British scientists have found a new way for these microscopic critters to become a power source.
That’s right, the mobile phone battery of the future might be powered by bacteria. Colonies of bacteria will activate what have been described as microscopic “windfarms”. This could provide an entirely new source of power for smartphones, tablets and other mobile gadgets.
The idea of biologically driven power plants for small and yet powerful mobile gadgets is promising.
At the moment, this mobile phone battery concept remains in the computer simulation phase. Still, it is highly promising and looks to have some considerable potential. Within the simulations, the British researchers were able to prove that the “chaotic swarming” of bacteria could be converted into an organized process. This would let the bacteria turn cylindrical rotors. With the bacteria driving the rotors, a steady power source would result.

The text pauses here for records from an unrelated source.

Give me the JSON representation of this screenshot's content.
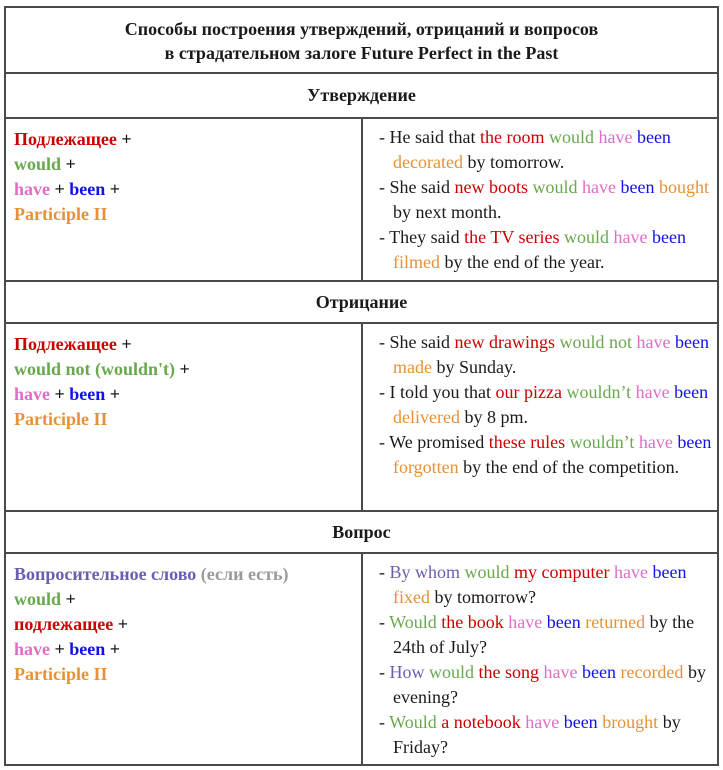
{
  "title": {
    "line1": "Способы построения утверждений, отрицаний и вопросов",
    "line2": "в страдательном залоге Future Perfect in the Past"
  },
  "colors": {
    "subject": "#cc0000",
    "would": "#6aa84f",
    "have": "#e06cc8",
    "been": "#1111ee",
    "participle": "#e69138",
    "question_word": "#6b5eb0",
    "optional_note": "#9a9a9a"
  },
  "sections": [
    {
      "heading": "Утверждение",
      "formula": [
        [
          {
            "t": "Подлежащее",
            "c": "red"
          },
          {
            "t": " +",
            "c": "black"
          }
        ],
        [
          {
            "t": "would",
            "c": "green"
          },
          {
            "t": " +",
            "c": "black"
          }
        ],
        [
          {
            "t": "have",
            "c": "pink"
          },
          {
            "t": " + ",
            "c": "black"
          },
          {
            "t": "been",
            "c": "blue"
          },
          {
            "t": " +",
            "c": "black"
          }
        ],
        [
          {
            "t": "Participle II",
            "c": "orange"
          }
        ]
      ],
      "examples": [
        [
          {
            "t": "- He said that ",
            "c": "black"
          },
          {
            "t": "the room",
            "c": "red"
          },
          {
            "t": " would",
            "c": "green"
          },
          {
            "t": " have",
            "c": "pink"
          },
          {
            "t": " been",
            "c": "blue"
          },
          {
            "t": " decorated",
            "c": "orange"
          },
          {
            "t": " by tomorrow.",
            "c": "black"
          }
        ],
        [
          {
            "t": "- She said ",
            "c": "black"
          },
          {
            "t": "new boots",
            "c": "red"
          },
          {
            "t": " would",
            "c": "green"
          },
          {
            "t": " have",
            "c": "pink"
          },
          {
            "t": " been",
            "c": "blue"
          },
          {
            "t": " bought",
            "c": "orange"
          },
          {
            "t": " by next month.",
            "c": "black"
          }
        ],
        [
          {
            "t": "- They said ",
            "c": "black"
          },
          {
            "t": "the TV series",
            "c": "red"
          },
          {
            "t": " would",
            "c": "green"
          },
          {
            "t": " have",
            "c": "pink"
          },
          {
            "t": " been",
            "c": "blue"
          },
          {
            "t": " filmed",
            "c": "orange"
          },
          {
            "t": " by the end of the year.",
            "c": "black"
          }
        ]
      ]
    },
    {
      "heading": "Отрицание",
      "formula": [
        [
          {
            "t": "Подлежащее",
            "c": "red"
          },
          {
            "t": " +",
            "c": "black"
          }
        ],
        [
          {
            "t": "would not (wouldn't)",
            "c": "green"
          },
          {
            "t": " +",
            "c": "black"
          }
        ],
        [
          {
            "t": "have",
            "c": "pink"
          },
          {
            "t": " + ",
            "c": "black"
          },
          {
            "t": "been",
            "c": "blue"
          },
          {
            "t": " +",
            "c": "black"
          }
        ],
        [
          {
            "t": "Participle II",
            "c": "orange"
          }
        ]
      ],
      "examples": [
        [
          {
            "t": "- She said ",
            "c": "black"
          },
          {
            "t": "new drawings",
            "c": "red"
          },
          {
            "t": " would not",
            "c": "green"
          },
          {
            "t": " have",
            "c": "pink"
          },
          {
            "t": " been",
            "c": "blue"
          },
          {
            "t": " made",
            "c": "orange"
          },
          {
            "t": " by Sunday.",
            "c": "black"
          }
        ],
        [
          {
            "t": "- I told you that ",
            "c": "black"
          },
          {
            "t": "our pizza",
            "c": "red"
          },
          {
            "t": " wouldn’t",
            "c": "green"
          },
          {
            "t": " have",
            "c": "pink"
          },
          {
            "t": " been",
            "c": "blue"
          },
          {
            "t": " delivered",
            "c": "orange"
          },
          {
            "t": " by 8 pm.",
            "c": "black"
          }
        ],
        [
          {
            "t": "- We promised ",
            "c": "black"
          },
          {
            "t": "these rules",
            "c": "red"
          },
          {
            "t": " wouldn’t",
            "c": "green"
          },
          {
            "t": " have",
            "c": "pink"
          },
          {
            "t": " been",
            "c": "blue"
          },
          {
            "t": " forgotten",
            "c": "orange"
          },
          {
            "t": " by the end of the competition.",
            "c": "black"
          }
        ]
      ]
    },
    {
      "heading": "Вопрос",
      "formula": [
        [
          {
            "t": "Вопросительное слово",
            "c": "purple"
          },
          {
            "t": " (если есть)",
            "c": "grey"
          }
        ],
        [
          {
            "t": "would",
            "c": "green"
          },
          {
            "t": " +",
            "c": "black"
          }
        ],
        [
          {
            "t": "подлежащее",
            "c": "red"
          },
          {
            "t": " +",
            "c": "black"
          }
        ],
        [
          {
            "t": "have",
            "c": "pink"
          },
          {
            "t": " + ",
            "c": "black"
          },
          {
            "t": "been",
            "c": "blue"
          },
          {
            "t": " +",
            "c": "black"
          }
        ],
        [
          {
            "t": "Participle II",
            "c": "orange"
          }
        ]
      ],
      "examples": [
        [
          {
            "t": "- ",
            "c": "black"
          },
          {
            "t": "By whom",
            "c": "purple"
          },
          {
            "t": " would",
            "c": "green"
          },
          {
            "t": " my computer",
            "c": "red"
          },
          {
            "t": " have",
            "c": "pink"
          },
          {
            "t": " been",
            "c": "blue"
          },
          {
            "t": " fixed",
            "c": "orange"
          },
          {
            "t": " by tomorrow?",
            "c": "black"
          }
        ],
        [
          {
            "t": "- ",
            "c": "black"
          },
          {
            "t": "Would",
            "c": "green"
          },
          {
            "t": " the book",
            "c": "red"
          },
          {
            "t": " have",
            "c": "pink"
          },
          {
            "t": " been",
            "c": "blue"
          },
          {
            "t": " returned",
            "c": "orange"
          },
          {
            "t": " by the 24th of July?",
            "c": "black"
          }
        ],
        [
          {
            "t": "- ",
            "c": "black"
          },
          {
            "t": "How",
            "c": "purple"
          },
          {
            "t": " would",
            "c": "green"
          },
          {
            "t": " the song",
            "c": "red"
          },
          {
            "t": " have",
            "c": "pink"
          },
          {
            "t": " been",
            "c": "blue"
          },
          {
            "t": " recorded",
            "c": "orange"
          },
          {
            "t": " by evening?",
            "c": "black"
          }
        ],
        [
          {
            "t": "- ",
            "c": "black"
          },
          {
            "t": "Would",
            "c": "green"
          },
          {
            "t": " a notebook",
            "c": "red"
          },
          {
            "t": " have",
            "c": "pink"
          },
          {
            "t": " been",
            "c": "blue"
          },
          {
            "t": " brought",
            "c": "orange"
          },
          {
            "t": " by Friday?",
            "c": "black"
          }
        ]
      ]
    }
  ]
}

According to Oxford University physicist, Dr. Tyler Shendruk, “Many of society’s energy challenges are on the gigawatt scale, but some are downright microscopic.” Dr. Shendruk added “One potential way to generate tiny amounts of power for micro machines might be to harvest it directly from biological systems such as bacteria suspensions.”
Though this mobile phone battery technology is not yet available, it provides a glimpse into the future.
At the moment, smartphone batteries fall short of the needs of many consumers. Moreover, forgetting to recharge a smartphone overnight can be detrimental to the next day. Many people swear by the use of high capacity battery packs. These portable mobile chargers make it possible for smartphones to be recharged in a bag or pocket.
However, as handy as those mobile gadgets are, the ideal would be to have improved built-in batteries in the first place. For this reason, scientists are looking to transform the rechargeable battery world through new and unique discoveries and technologies.
In this case, swimming bacteria typically swarming in disorganized living flows can achieve more orderly movement. Using a lattice of 64 symmetric microscopic rotors, bacteria was found to naturally and spontaneously organize so their swarm would spin in an opposite direction to an adjacent one. The research was published in the Science Advances journal.